The study of random sets is a large and rapidly growing area with connections to many areas of mathematics and applications in widely varying disciplines, from economics and decision theory to biostatistics and image analysis. The drawback to such diversity is that the research reports are scattered throughout the literature, with the result that in science and engineering, and even in the statistics community, the topic is not well known and much of the enormous potential of random sets remains untapped.

An Introduction to Random Sets provides a friendly but solid initiation into the theory of random sets. It builds the foundation for studying random set data, which, viewed as imprecise or incomplete observations, are ubiquitous in today's technological society. The author, widely known for his best-selling A First Course in Fuzzy Logic text as well as his pioneering work in random sets, explores motivations, such as coarse data analysis and uncertainty analysis in intelligent systems, for studying random sets as stochastic models. Other topics include random closed sets, related uncertainty measures, the Choquet integral, the convergence of capacity functionals, and the statistical framework for set-valued observations. An abundance of examples and exercises reinforce the concepts discussed.

Designed as a textbook for a course at the advanced undergraduate or beginning graduate level, this book will serve equally well for self-study and as a reference for researchers in fields such as statistics, mathematics, engineering, and computer science.

The study of random sets is a large and rapidly growing area with connections to many areas of mathematics and applications in widely varying disciplines, from economics and decision theory to biostatistics and image analysis. The drawback to such diversity is that the research reports are scattered throughout the literature, with the result that in science and engineering, and even in the statistics community, the topic is not well known and much of the enormous potential of random sets remains untapped.

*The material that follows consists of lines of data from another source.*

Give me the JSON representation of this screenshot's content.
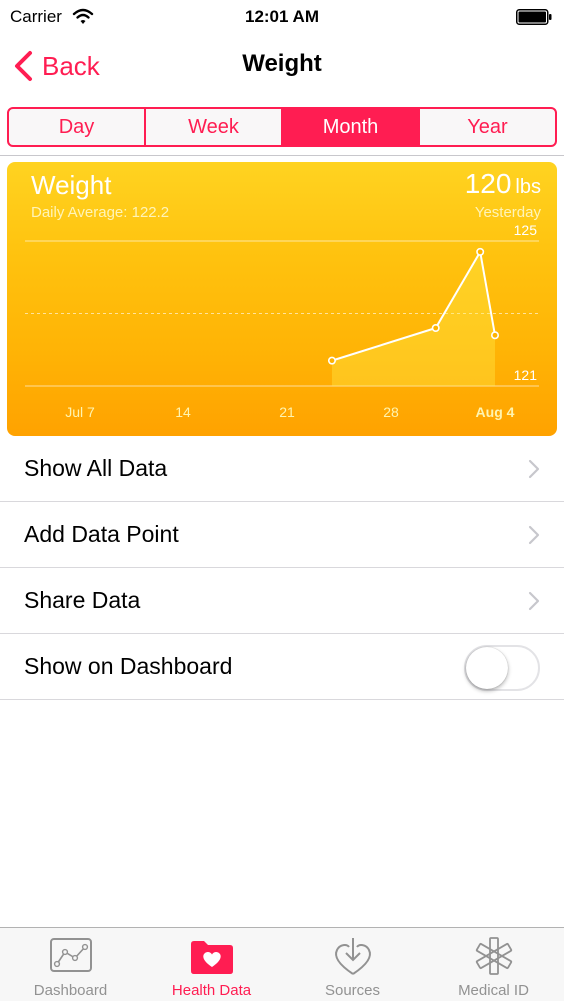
{
  "status": {
    "carrier": "Carrier",
    "time": "12:01 AM"
  },
  "nav": {
    "back_label": "Back",
    "title": "Weight"
  },
  "segments": [
    "Day",
    "Week",
    "Month",
    "Year"
  ],
  "selected_segment": "Month",
  "chart": {
    "title": "Weight",
    "subtitle": "Daily Average: 122.2",
    "value": "120",
    "unit": "lbs",
    "date": "Yesterday"
  },
  "chart_data": {
    "type": "line",
    "title": "Weight",
    "y_ticks": [
      "125",
      "121"
    ],
    "ylim": [
      121,
      125
    ],
    "x_tick_labels": [
      "Jul 7",
      "14",
      "21",
      "28",
      "Aug 4"
    ],
    "series": [
      {
        "x": [
          "Jul 24",
          "Jul 31",
          "Aug 3",
          "Aug 4"
        ],
        "values": [
          121.7,
          122.6,
          124.7,
          122.4
        ]
      }
    ],
    "grid": true,
    "color": "#ffffff"
  },
  "list": {
    "rows": [
      "Show All Data",
      "Add Data Point",
      "Share Data"
    ],
    "toggle_label": "Show on Dashboard",
    "toggle_on": false
  },
  "tabs": [
    {
      "label": "Dashboard",
      "icon": "dashboard-chart-icon"
    },
    {
      "label": "Health Data",
      "icon": "health-data-folder-heart-icon"
    },
    {
      "label": "Sources",
      "icon": "sources-download-heart-icon"
    },
    {
      "label": "Medical ID",
      "icon": "medical-id-star-of-life-icon"
    }
  ],
  "colors": {
    "accent": "#ff1d52",
    "chart_top": "#ffd321",
    "chart_bottom": "#ffa200",
    "tab_inactive": "#929292"
  }
}
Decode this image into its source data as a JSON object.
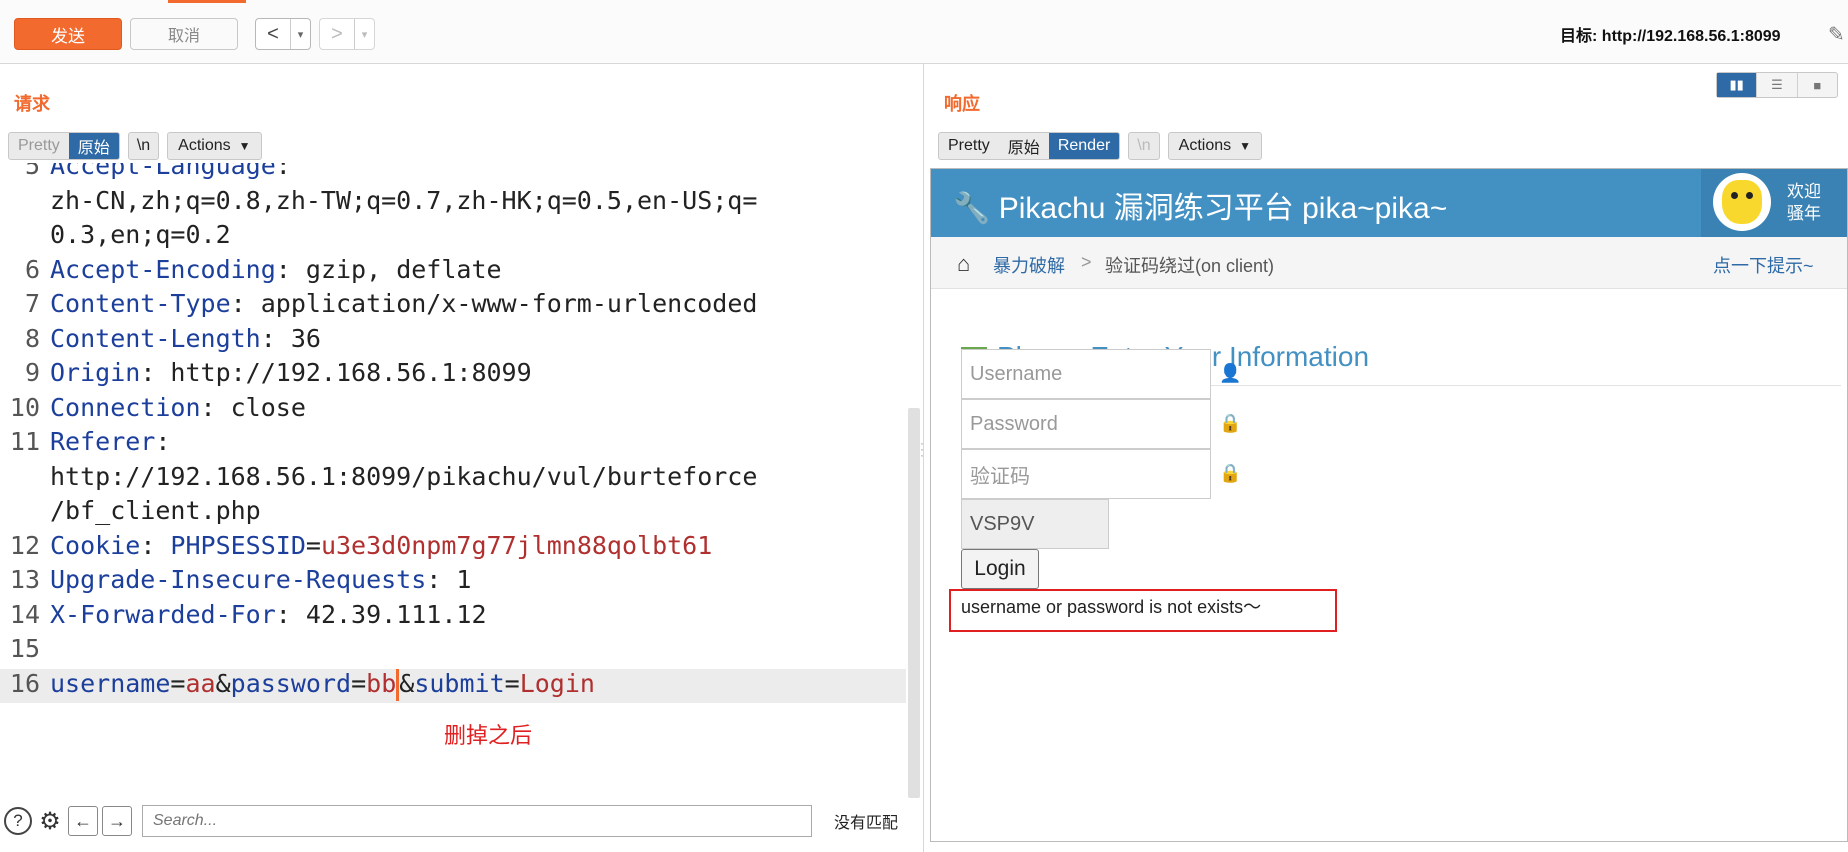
{
  "toolbar": {
    "send": "发送",
    "cancel": "取消",
    "back": "<",
    "forward": ">",
    "dropdown": "▾",
    "target_label": "目标:",
    "target_url": "http://192.168.56.1:8099"
  },
  "request": {
    "title": "请求",
    "tabs": [
      "Pretty",
      "原始"
    ],
    "newline": "\\n",
    "actions": "Actions",
    "lines": [
      {
        "n": "5",
        "key": "Accept-Language",
        "sep": ":",
        "val": ""
      },
      {
        "n": "",
        "key": "",
        "sep": "",
        "val": "zh-CN,zh;q=0.8,zh-TW;q=0.7,zh-HK;q=0.5,en-US;q="
      },
      {
        "n": "",
        "key": "",
        "sep": "",
        "val": "0.3,en;q=0.2"
      },
      {
        "n": "6",
        "key": "Accept-Encoding",
        "sep": ": ",
        "val": "gzip, deflate"
      },
      {
        "n": "7",
        "key": "Content-Type",
        "sep": ": ",
        "val": "application/x-www-form-urlencoded"
      },
      {
        "n": "8",
        "key": "Content-Length",
        "sep": ": ",
        "val": "36"
      },
      {
        "n": "9",
        "key": "Origin",
        "sep": ": ",
        "val": "http://192.168.56.1:8099"
      },
      {
        "n": "10",
        "key": "Connection",
        "sep": ": ",
        "val": "close"
      },
      {
        "n": "11",
        "key": "Referer",
        "sep": ":",
        "val": ""
      },
      {
        "n": "",
        "key": "",
        "sep": "",
        "val": "http://192.168.56.1:8099/pikachu/vul/burteforce"
      },
      {
        "n": "",
        "key": "",
        "sep": "",
        "val": "/bf_client.php"
      },
      {
        "n": "12",
        "key": "Cookie",
        "sep": ": ",
        "val": ""
      },
      {
        "n": "13",
        "key": "Upgrade-Insecure-Requests",
        "sep": ": ",
        "val": "1"
      },
      {
        "n": "14",
        "key": "X-Forwarded-For",
        "sep": ": ",
        "val": "42.39.111.12"
      },
      {
        "n": "15",
        "key": "",
        "sep": "",
        "val": ""
      }
    ],
    "cookie": {
      "name": "PHPSESSID",
      "eq": "=",
      "value": "u3e3d0npm7g77jlmn88qolbt61"
    },
    "body": {
      "n": "16",
      "k1": "username",
      "eq1": "=",
      "v1": "aa",
      "amp1": "&",
      "k2": "password",
      "eq2": "=",
      "v2": "bb",
      "amp2": "&",
      "k3": "submit",
      "eq3": "=",
      "v3": "Login"
    },
    "annotation": "删掉之后"
  },
  "search": {
    "placeholder": "Search...",
    "status": "没有匹配"
  },
  "response": {
    "title": "响应",
    "tabs": [
      "Pretty",
      "原始",
      "Render"
    ],
    "newline": "\\n",
    "actions": "Actions"
  },
  "page": {
    "brand": "Pikachu 漏洞练习平台 pika~pika~",
    "welcome_1": "欢迎",
    "welcome_2": "骚年",
    "crumb_1": "暴力破解",
    "crumb_sep": ">",
    "crumb_2": "验证码绕过(on client)",
    "hint": "点一下提示~",
    "form_title": "Please Enter Your Information",
    "username_ph": "Username",
    "password_ph": "Password",
    "captcha_ph": "验证码",
    "captcha_value": "VSP9V",
    "login": "Login",
    "message": "username or password is not exists～"
  },
  "colors": {
    "accent": "#f26a2e",
    "selected": "#2e6aa6",
    "header": "#4390c2",
    "key": "#1c3f9c",
    "value": "#b03030",
    "highlight": "#e02020"
  }
}
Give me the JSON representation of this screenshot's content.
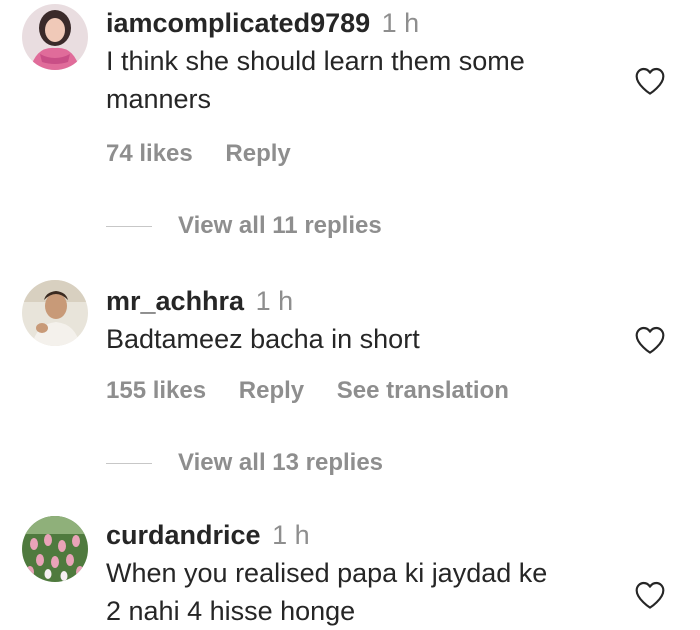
{
  "comments": [
    {
      "username": "iamcomplicated9789",
      "time": "1 h",
      "text_line1": "I think she should learn them some",
      "text_line2": "manners",
      "likes": "74 likes",
      "reply": "Reply",
      "view_replies": "View all 11 replies"
    },
    {
      "username": "mr_achhra",
      "time": "1 h",
      "text_line1": "Badtameez bacha in short",
      "likes": "155 likes",
      "reply": "Reply",
      "see_translation": "See translation",
      "view_replies": "View all 13 replies"
    },
    {
      "username": "curdandrice",
      "time": "1 h",
      "text_line1": "When you realised papa ki jaydad ke",
      "text_line2": "2 nahi 4 hisse honge"
    }
  ],
  "icons": {
    "like": "heart-outline-icon"
  },
  "colors": {
    "primary_text": "#262626",
    "secondary_text": "#8e8e8e",
    "divider": "#c7c7c7"
  }
}
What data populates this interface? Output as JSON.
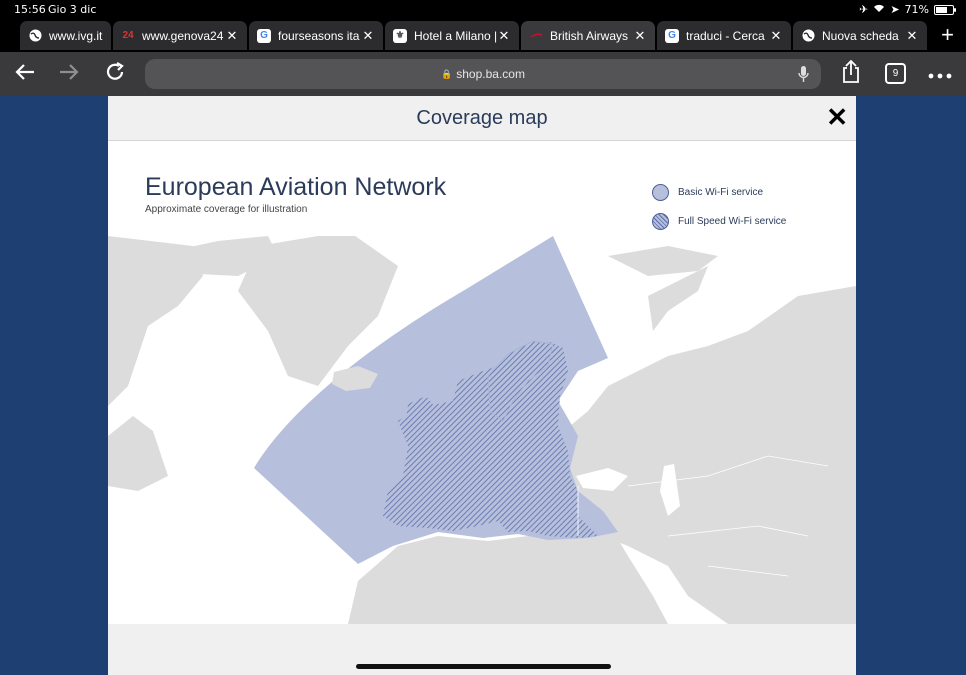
{
  "status": {
    "time": "15:56",
    "date": "Gio 3 dic",
    "battery": "71%"
  },
  "tabs": [
    {
      "title": "www.ivg.it",
      "favicon": "globe-icon"
    },
    {
      "title": "www.genova24",
      "favicon": "genova24-icon"
    },
    {
      "title": "fourseasons ita",
      "favicon": "google-icon"
    },
    {
      "title": "Hotel a Milano |",
      "favicon": "hotel-icon"
    },
    {
      "title": "British Airways",
      "favicon": "british-airways-icon",
      "active": true
    },
    {
      "title": "traduci - Cerca",
      "favicon": "google-icon"
    },
    {
      "title": "Nuova scheda",
      "favicon": "globe-icon"
    }
  ],
  "toolbar": {
    "url": "shop.ba.com",
    "tab_count": "9"
  },
  "modal": {
    "header_title": "Coverage map",
    "map_title": "European Aviation Network",
    "map_subtitle": "Approximate coverage for illustration",
    "legend": [
      {
        "label": "Basic Wi-Fi service",
        "pattern": "solid",
        "color": "#b6c0dd"
      },
      {
        "label": "Full Speed Wi-Fi service",
        "pattern": "hatched",
        "color": "#5c6ca6"
      }
    ]
  },
  "colors": {
    "land": "#dcdcdc",
    "coverage": "#b6c0dd",
    "accent": "#2b3b5a",
    "page_bg": "#1d3f72"
  }
}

An Introduction to Random Sets provides a friendly but solid initiation into the theory of random sets. It builds the foundation for studying random set data, which, viewed as imprecise or incomplete observations, are ubiquitous in today's technological society. The author, widely known for his best-selling A First Course in Fuzzy Logic text as well as his pioneering work in random sets, explores motivations, such as coarse data analysis and uncertainty analysis in intelligent systems, for studying random sets as stochastic models. Other topics include random closed sets, related uncertainty measures, the Choquet integral, the convergence of capacity functionals, and the statistical framework for set-valued observations. An abundance of examples and exercises reinforce the concepts discussed.

Designed as a textbook for a course at the advanced undergraduate or beginning graduate level, this book will serve equally well for self-study and as a reference for researchers in fields such as statistics, mathematics, engineering, and computer science.